Entity regulation will license entire law firms as well as other legal groups or parts of organizations such as a department of justice or a workers’ compensation appeals tribunal. As part of the shift envisioned by the NSBS, this new form of regulation will promote mitigating risk, with an emphasis on compliance in the broadest sense, and not in detailed reporting and documentation.

“This system frees up lawyers to provide more services to clients by reducing the burden of regulation,” said Pillay. “It works well for everyone, especially the public we are mandated to protect.”

In place of paperwork is guidance. Currently, for example, lawyers are required to fulfil a set number of hours for continuing legal education and document their participation. That will not be the case with entity regulation.

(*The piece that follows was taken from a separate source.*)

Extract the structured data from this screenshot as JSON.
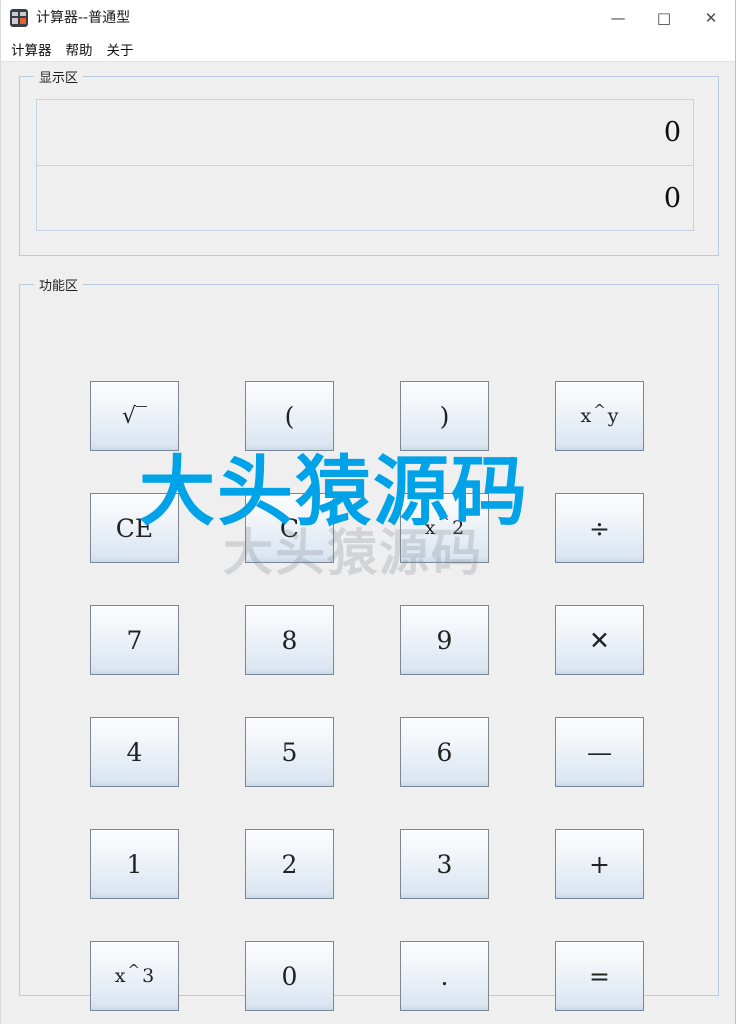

“Under the new system, the entity would have to maintain the competence of its lawyers and staff. How they do that would be up to them,” said NSBS executive director Darrel Pink.

Guided by 10 principles from the society’s code of conduct, large firms, departments, boutiques and other legal entities will be required to demonstrate adherence to the spirit rather than the specifics of society rules.

“We will articulate for lawyers what we expect them to achieve, but we won’t tell them how,” noted Victoria Rees, the NSBS’s director of professional responsibility.

Such ambiguity does not sit easily with lawyers, she acknowledged. “Lawyers are often more comfortable with strict rules than a broader space for their professional judgment. This new approach is a new way of thinking.”

To reassure lawyers and to help paint a picture of what future regulation might look like, the society has held focus groups across the province, surveyed members, and reported regularly on progress. There is no definitive timeline on the transition to entity regulation.

“This will be phased in. We’re not going to flip a switch and say entity regulation is here,” said Pillay.

Nova Scotia’s interest in entity regulation is not unique in Canada. Other law societies are also investigating what this new regulatory environment would look like. In its report to convocation last year, the Law Society of Upper Canada’s alternative business structures (ABS) working group concluded that entity regulation is a necessary element of effectively regulating ABS.

At present, the province’s Law Society Act permits the full regulation of professional corporations including compliance requirements, investigations and discipline. However, the working group recommended the society seek a statutory amendment granting express authority to regulate firms and other entities providing legal services.